-- REQUIRED WORK --
In the records below, find each line with "Device" and copy it.

-- DATA FOR THIS TASK --
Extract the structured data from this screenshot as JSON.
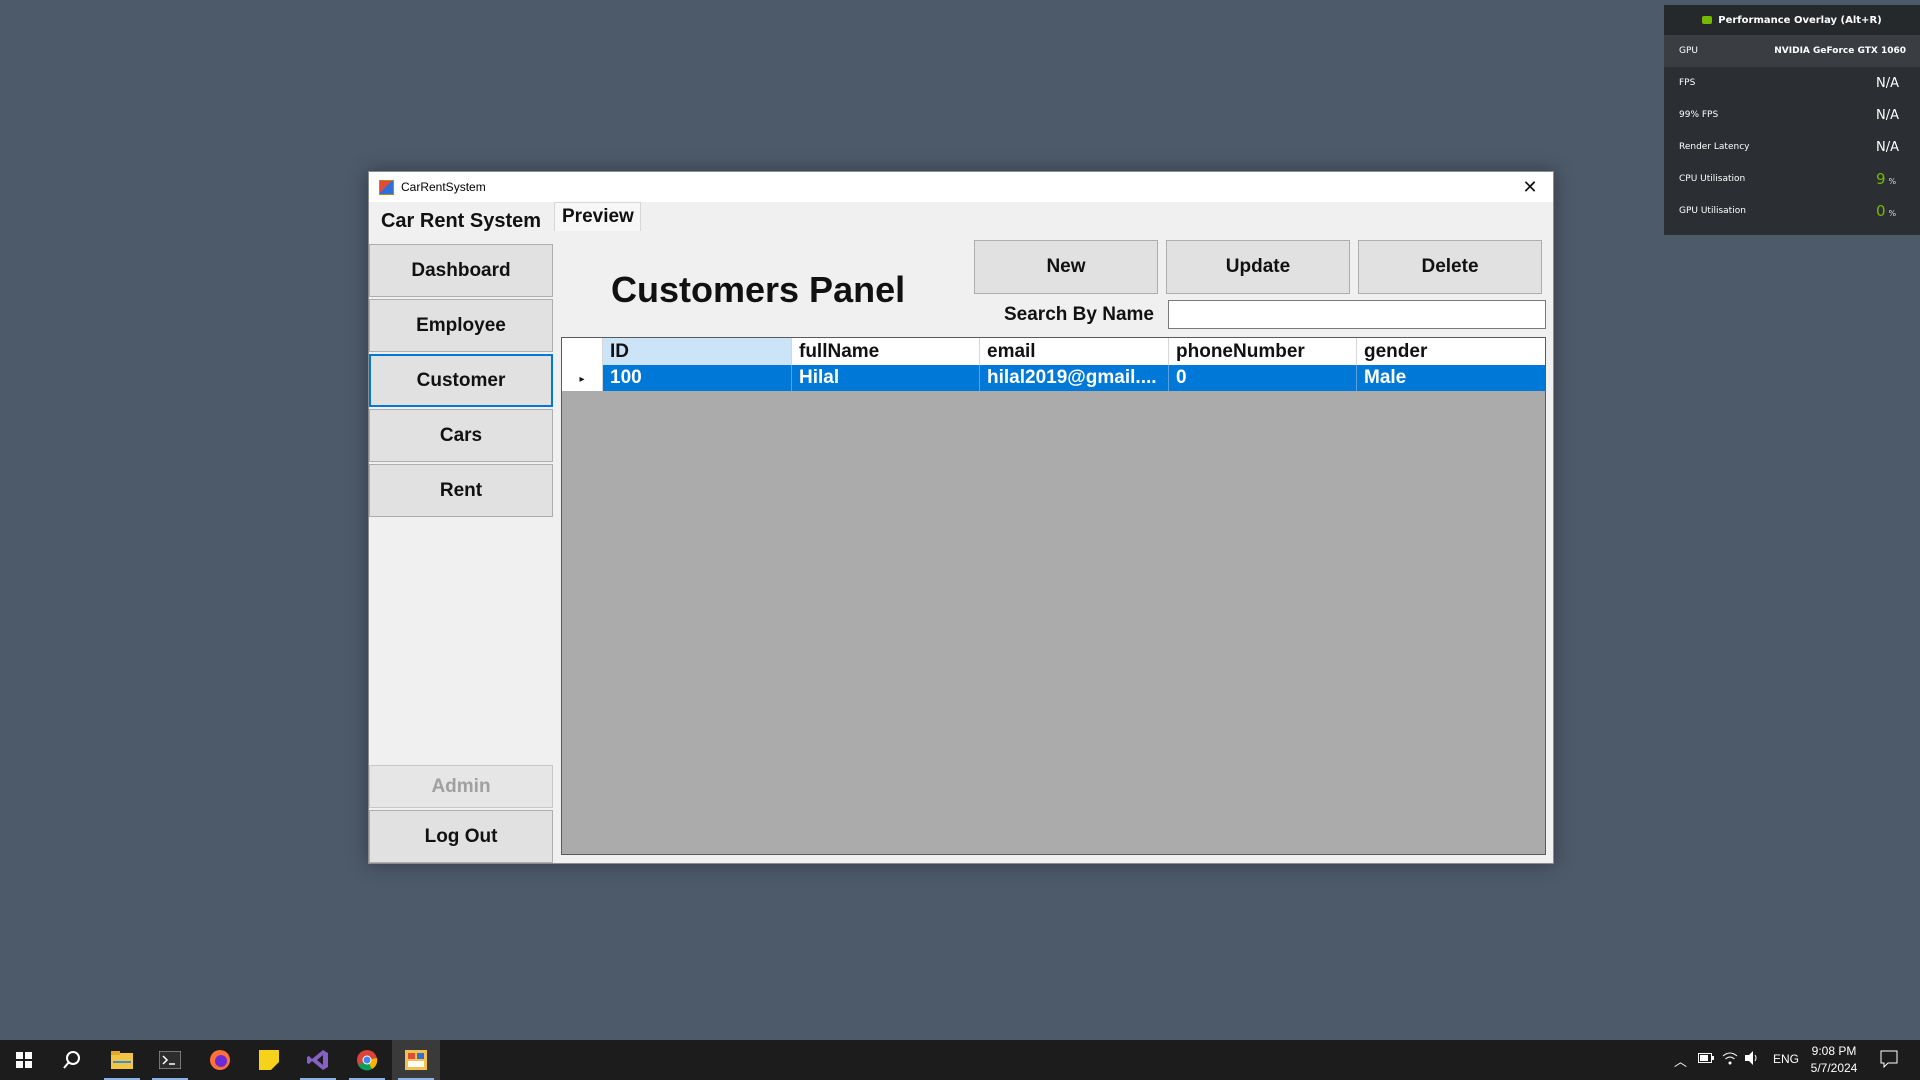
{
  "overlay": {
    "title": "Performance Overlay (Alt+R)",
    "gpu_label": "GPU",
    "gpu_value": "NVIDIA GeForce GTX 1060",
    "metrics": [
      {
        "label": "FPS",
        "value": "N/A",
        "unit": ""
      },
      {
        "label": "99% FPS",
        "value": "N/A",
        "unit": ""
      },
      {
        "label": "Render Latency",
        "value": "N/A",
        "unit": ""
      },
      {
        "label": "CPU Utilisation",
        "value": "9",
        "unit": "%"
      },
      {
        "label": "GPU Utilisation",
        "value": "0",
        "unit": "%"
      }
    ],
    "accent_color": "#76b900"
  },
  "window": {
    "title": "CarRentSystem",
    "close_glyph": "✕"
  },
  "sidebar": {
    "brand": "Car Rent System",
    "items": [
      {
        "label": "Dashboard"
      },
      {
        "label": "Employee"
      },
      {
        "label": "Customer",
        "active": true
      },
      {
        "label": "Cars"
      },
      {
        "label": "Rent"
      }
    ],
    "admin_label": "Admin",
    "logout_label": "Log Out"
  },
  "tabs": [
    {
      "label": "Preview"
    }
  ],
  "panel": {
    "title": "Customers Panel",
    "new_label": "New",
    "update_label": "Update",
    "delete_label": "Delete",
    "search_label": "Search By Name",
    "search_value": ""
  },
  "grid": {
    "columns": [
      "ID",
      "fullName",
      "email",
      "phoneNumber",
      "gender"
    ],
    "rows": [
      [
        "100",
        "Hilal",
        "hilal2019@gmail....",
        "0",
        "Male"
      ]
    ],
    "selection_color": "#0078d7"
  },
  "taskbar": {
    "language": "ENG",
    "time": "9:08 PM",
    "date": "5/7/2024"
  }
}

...

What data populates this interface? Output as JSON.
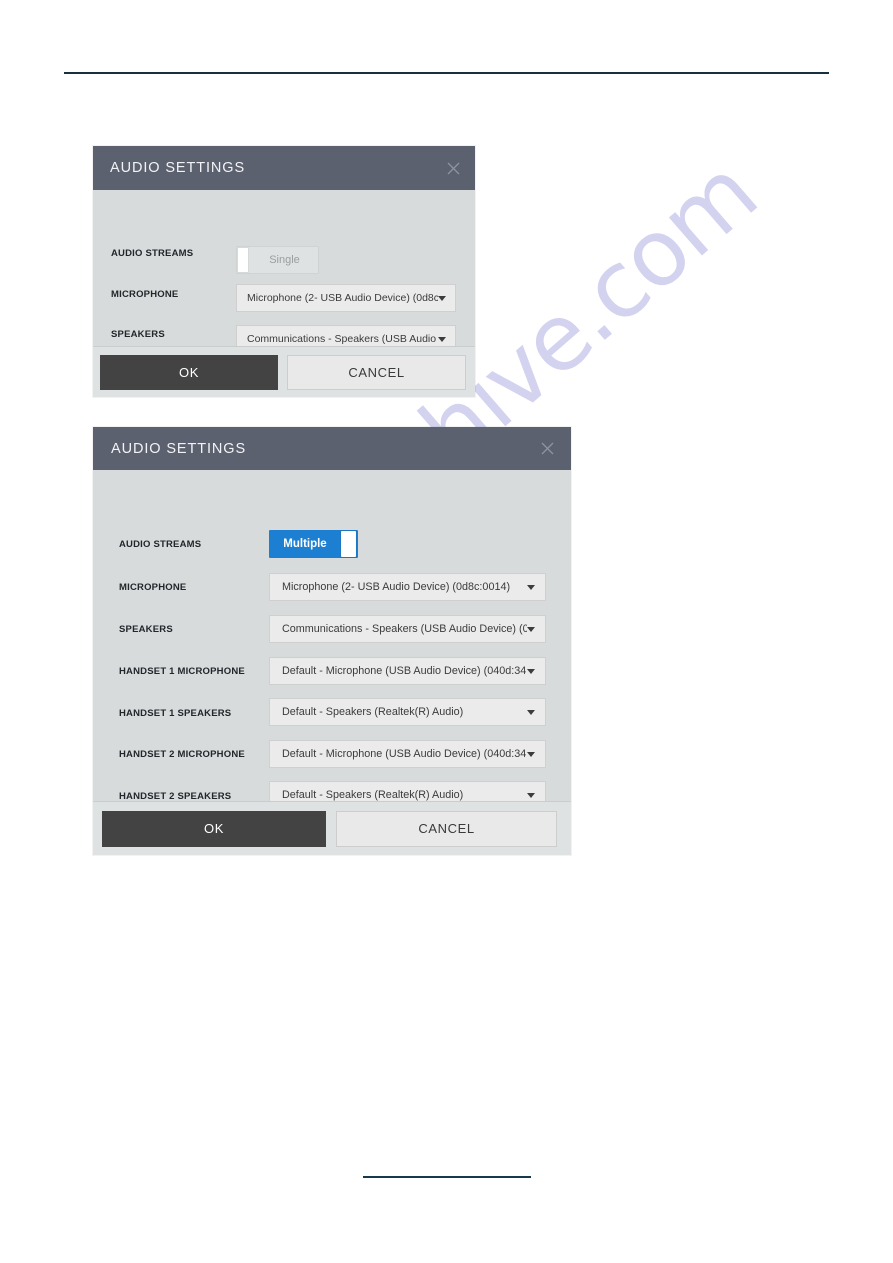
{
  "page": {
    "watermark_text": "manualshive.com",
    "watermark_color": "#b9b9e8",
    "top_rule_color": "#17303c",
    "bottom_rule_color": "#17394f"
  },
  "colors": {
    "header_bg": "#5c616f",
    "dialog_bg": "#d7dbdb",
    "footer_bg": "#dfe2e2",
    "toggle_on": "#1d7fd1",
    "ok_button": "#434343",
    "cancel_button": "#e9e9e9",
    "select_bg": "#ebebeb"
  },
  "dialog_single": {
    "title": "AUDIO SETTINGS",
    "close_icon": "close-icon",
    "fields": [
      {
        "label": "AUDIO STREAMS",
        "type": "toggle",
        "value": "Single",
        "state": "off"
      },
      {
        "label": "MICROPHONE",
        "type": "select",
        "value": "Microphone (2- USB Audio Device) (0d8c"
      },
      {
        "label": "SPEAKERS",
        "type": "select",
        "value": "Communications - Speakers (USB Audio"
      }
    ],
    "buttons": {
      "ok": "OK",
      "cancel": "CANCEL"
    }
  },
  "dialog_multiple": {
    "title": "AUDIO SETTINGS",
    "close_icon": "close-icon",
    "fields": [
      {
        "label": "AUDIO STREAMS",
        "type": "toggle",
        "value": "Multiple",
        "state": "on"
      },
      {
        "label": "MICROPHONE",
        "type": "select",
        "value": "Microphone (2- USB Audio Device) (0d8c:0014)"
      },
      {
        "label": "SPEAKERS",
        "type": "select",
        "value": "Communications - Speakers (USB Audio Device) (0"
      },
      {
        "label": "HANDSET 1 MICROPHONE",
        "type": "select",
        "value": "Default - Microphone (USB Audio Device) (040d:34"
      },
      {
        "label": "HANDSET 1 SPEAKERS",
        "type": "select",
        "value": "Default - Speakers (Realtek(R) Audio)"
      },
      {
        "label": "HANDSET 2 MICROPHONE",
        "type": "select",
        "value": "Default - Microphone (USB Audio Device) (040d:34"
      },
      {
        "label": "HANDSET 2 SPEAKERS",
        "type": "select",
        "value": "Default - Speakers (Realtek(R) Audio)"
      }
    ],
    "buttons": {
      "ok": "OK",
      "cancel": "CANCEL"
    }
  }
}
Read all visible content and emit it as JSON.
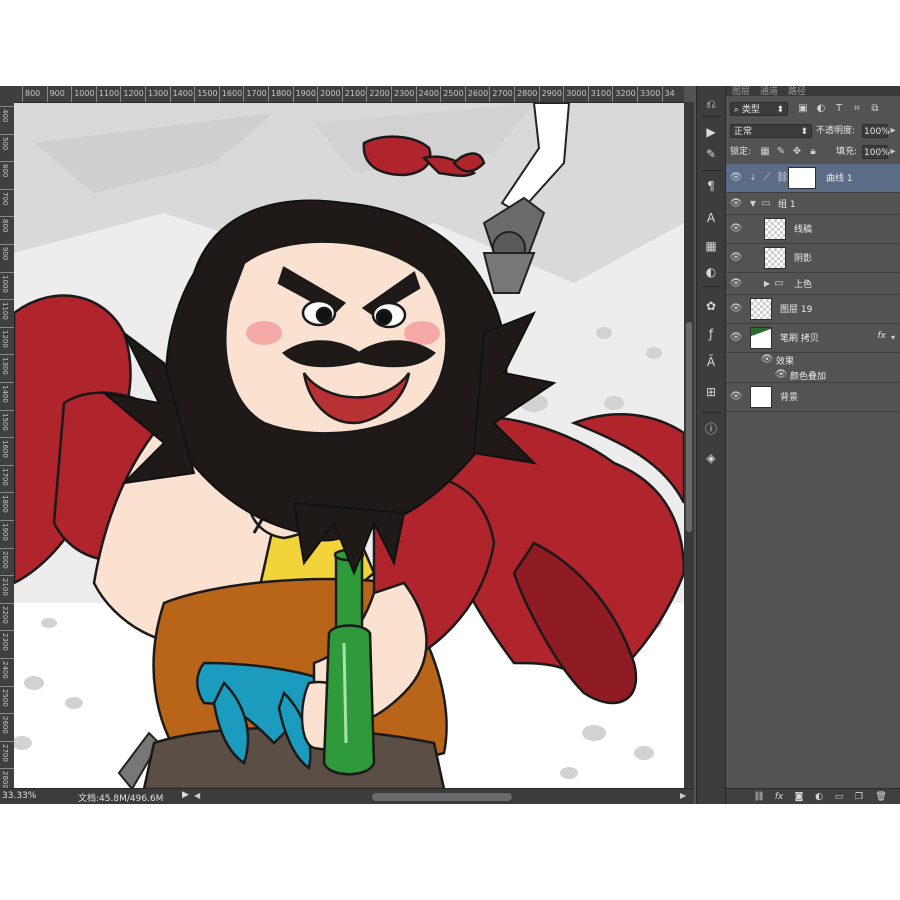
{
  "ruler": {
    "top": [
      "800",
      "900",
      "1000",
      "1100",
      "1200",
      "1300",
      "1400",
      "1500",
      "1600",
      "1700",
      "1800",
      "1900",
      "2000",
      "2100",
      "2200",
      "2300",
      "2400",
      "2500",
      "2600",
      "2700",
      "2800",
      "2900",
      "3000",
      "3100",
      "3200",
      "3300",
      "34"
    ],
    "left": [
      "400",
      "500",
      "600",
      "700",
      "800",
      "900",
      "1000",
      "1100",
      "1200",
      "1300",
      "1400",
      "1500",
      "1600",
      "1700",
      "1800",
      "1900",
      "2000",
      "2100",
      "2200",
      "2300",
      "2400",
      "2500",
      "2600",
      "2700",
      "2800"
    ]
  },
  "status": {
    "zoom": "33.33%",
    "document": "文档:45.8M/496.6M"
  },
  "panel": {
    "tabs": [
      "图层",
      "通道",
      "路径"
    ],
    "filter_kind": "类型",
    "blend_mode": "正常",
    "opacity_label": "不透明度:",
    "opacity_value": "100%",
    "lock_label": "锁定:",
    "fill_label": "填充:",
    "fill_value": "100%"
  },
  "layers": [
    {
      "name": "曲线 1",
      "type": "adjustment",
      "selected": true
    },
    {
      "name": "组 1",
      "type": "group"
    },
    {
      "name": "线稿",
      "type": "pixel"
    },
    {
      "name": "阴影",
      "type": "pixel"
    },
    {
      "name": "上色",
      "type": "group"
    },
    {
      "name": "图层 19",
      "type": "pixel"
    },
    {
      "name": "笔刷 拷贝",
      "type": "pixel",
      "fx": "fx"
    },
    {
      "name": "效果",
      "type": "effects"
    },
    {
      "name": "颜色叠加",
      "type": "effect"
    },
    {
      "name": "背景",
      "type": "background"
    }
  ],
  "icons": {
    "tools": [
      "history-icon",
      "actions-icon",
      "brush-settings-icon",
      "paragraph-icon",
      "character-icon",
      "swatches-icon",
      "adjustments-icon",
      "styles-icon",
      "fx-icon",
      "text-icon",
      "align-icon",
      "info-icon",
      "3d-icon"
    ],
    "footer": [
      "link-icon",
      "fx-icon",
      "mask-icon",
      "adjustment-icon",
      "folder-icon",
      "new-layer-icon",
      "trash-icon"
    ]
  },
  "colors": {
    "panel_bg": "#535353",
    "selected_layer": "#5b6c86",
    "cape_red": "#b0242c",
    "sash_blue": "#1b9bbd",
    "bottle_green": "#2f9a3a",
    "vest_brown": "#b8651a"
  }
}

-- RESPONSE AREA --
        "value": "Microphone (2- USB Audio Device) (0d8c"
        "value": "Microphone (2- USB Audio Device) (0d8c:0014)"
        "value": "Communications - Speakers (USB Audio Device) (0"
        "value": "Default - Microphone (USB Audio Device) (040d:34"
        "value": "Default - Microphone (USB Audio Device) (040d:34"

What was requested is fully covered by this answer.